*Task description*: Print the full set of records below, character for character and picture-free.

◆ ◆ ◆ ◆ ◆

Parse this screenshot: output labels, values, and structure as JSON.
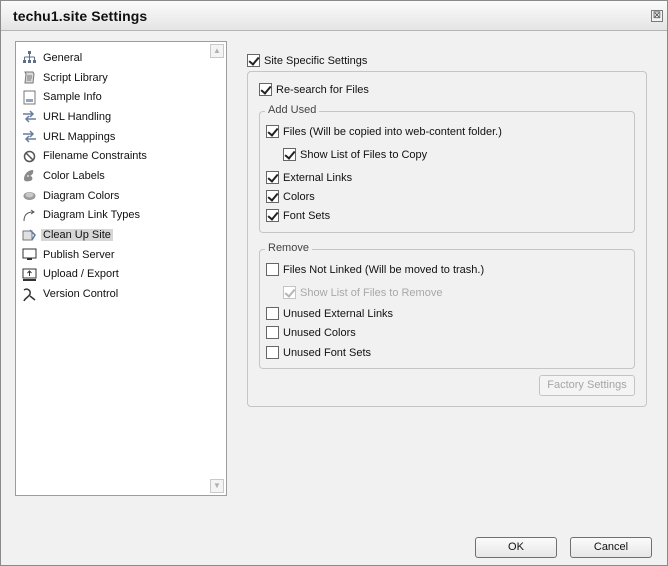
{
  "window": {
    "title": "techu1.site Settings",
    "close_glyph": "⊠"
  },
  "sidebar": {
    "items": [
      {
        "label": "General",
        "icon": "sitemap-icon"
      },
      {
        "label": "Script Library",
        "icon": "script-icon"
      },
      {
        "label": "Sample Info",
        "icon": "document-icon"
      },
      {
        "label": "URL Handling",
        "icon": "arrows-icon"
      },
      {
        "label": "URL Mappings",
        "icon": "arrows-icon"
      },
      {
        "label": "Filename Constraints",
        "icon": "no-entry-icon"
      },
      {
        "label": "Color Labels",
        "icon": "palette-icon"
      },
      {
        "label": "Diagram Colors",
        "icon": "diagram-color-icon"
      },
      {
        "label": "Diagram Link Types",
        "icon": "link-arrow-icon"
      },
      {
        "label": "Clean Up Site",
        "icon": "cleanup-icon",
        "selected": true
      },
      {
        "label": "Publish Server",
        "icon": "monitor-icon"
      },
      {
        "label": "Upload / Export",
        "icon": "upload-monitor-icon"
      },
      {
        "label": "Version Control",
        "icon": "version-icon"
      }
    ],
    "scroll_up": "▲",
    "scroll_down": "▼"
  },
  "main": {
    "site_specific": {
      "label": "Site Specific Settings",
      "checked": true
    },
    "research": {
      "label": "Re-search for Files",
      "checked": true
    },
    "add_used": {
      "legend": "Add Used",
      "files": {
        "label": "Files (Will be copied into web-content folder.)",
        "checked": true
      },
      "show_list": {
        "label": "Show List of Files to Copy",
        "checked": true
      },
      "external_links": {
        "label": "External Links",
        "checked": true
      },
      "colors": {
        "label": "Colors",
        "checked": true
      },
      "font_sets": {
        "label": "Font Sets",
        "checked": true
      }
    },
    "remove": {
      "legend": "Remove",
      "files_not_linked": {
        "label": "Files Not Linked (Will be moved to trash.)",
        "checked": false
      },
      "show_list_remove": {
        "label": "Show List of Files to Remove",
        "checked": true,
        "disabled": true
      },
      "unused_external_links": {
        "label": "Unused External Links",
        "checked": false
      },
      "unused_colors": {
        "label": "Unused Colors",
        "checked": false
      },
      "unused_font_sets": {
        "label": "Unused Font Sets",
        "checked": false
      }
    },
    "factory_settings": "Factory Settings"
  },
  "footer": {
    "ok": "OK",
    "cancel": "Cancel"
  }
}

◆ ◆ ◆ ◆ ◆

*Response area*:
Parse this screenshot: output labels, values, and structure as JSON.
{
  "window": {
    "title": "techu1.site Settings",
    "close_glyph": "⊠"
  },
  "sidebar": {
    "items": [
      {
        "label": "General",
        "icon": "sitemap-icon"
      },
      {
        "label": "Script Library",
        "icon": "script-icon"
      },
      {
        "label": "Sample Info",
        "icon": "document-icon"
      },
      {
        "label": "URL Handling",
        "icon": "arrows-icon"
      },
      {
        "label": "URL Mappings",
        "icon": "arrows-icon"
      },
      {
        "label": "Filename Constraints",
        "icon": "no-entry-icon"
      },
      {
        "label": "Color Labels",
        "icon": "palette-icon"
      },
      {
        "label": "Diagram Colors",
        "icon": "diagram-color-icon"
      },
      {
        "label": "Diagram Link Types",
        "icon": "link-arrow-icon"
      },
      {
        "label": "Clean Up Site",
        "icon": "cleanup-icon",
        "selected": true
      },
      {
        "label": "Publish Server",
        "icon": "monitor-icon"
      },
      {
        "label": "Upload / Export",
        "icon": "upload-monitor-icon"
      },
      {
        "label": "Version Control",
        "icon": "version-icon"
      }
    ],
    "scroll_up": "▲",
    "scroll_down": "▼"
  },
  "main": {
    "site_specific": {
      "label": "Site Specific Settings",
      "checked": true
    },
    "research": {
      "label": "Re-search for Files",
      "checked": true
    },
    "add_used": {
      "legend": "Add Used",
      "files": {
        "label": "Files (Will be copied into web-content folder.)",
        "checked": true
      },
      "show_list": {
        "label": "Show List of Files to Copy",
        "checked": true
      },
      "external_links": {
        "label": "External Links",
        "checked": true
      },
      "colors": {
        "label": "Colors",
        "checked": true
      },
      "font_sets": {
        "label": "Font Sets",
        "checked": true
      }
    },
    "remove": {
      "legend": "Remove",
      "files_not_linked": {
        "label": "Files Not Linked (Will be moved to trash.)",
        "checked": false
      },
      "show_list_remove": {
        "label": "Show List of Files to Remove",
        "checked": true,
        "disabled": true
      },
      "unused_external_links": {
        "label": "Unused External Links",
        "checked": false
      },
      "unused_colors": {
        "label": "Unused Colors",
        "checked": false
      },
      "unused_font_sets": {
        "label": "Unused Font Sets",
        "checked": false
      }
    },
    "factory_settings": "Factory Settings"
  },
  "footer": {
    "ok": "OK",
    "cancel": "Cancel"
  }
}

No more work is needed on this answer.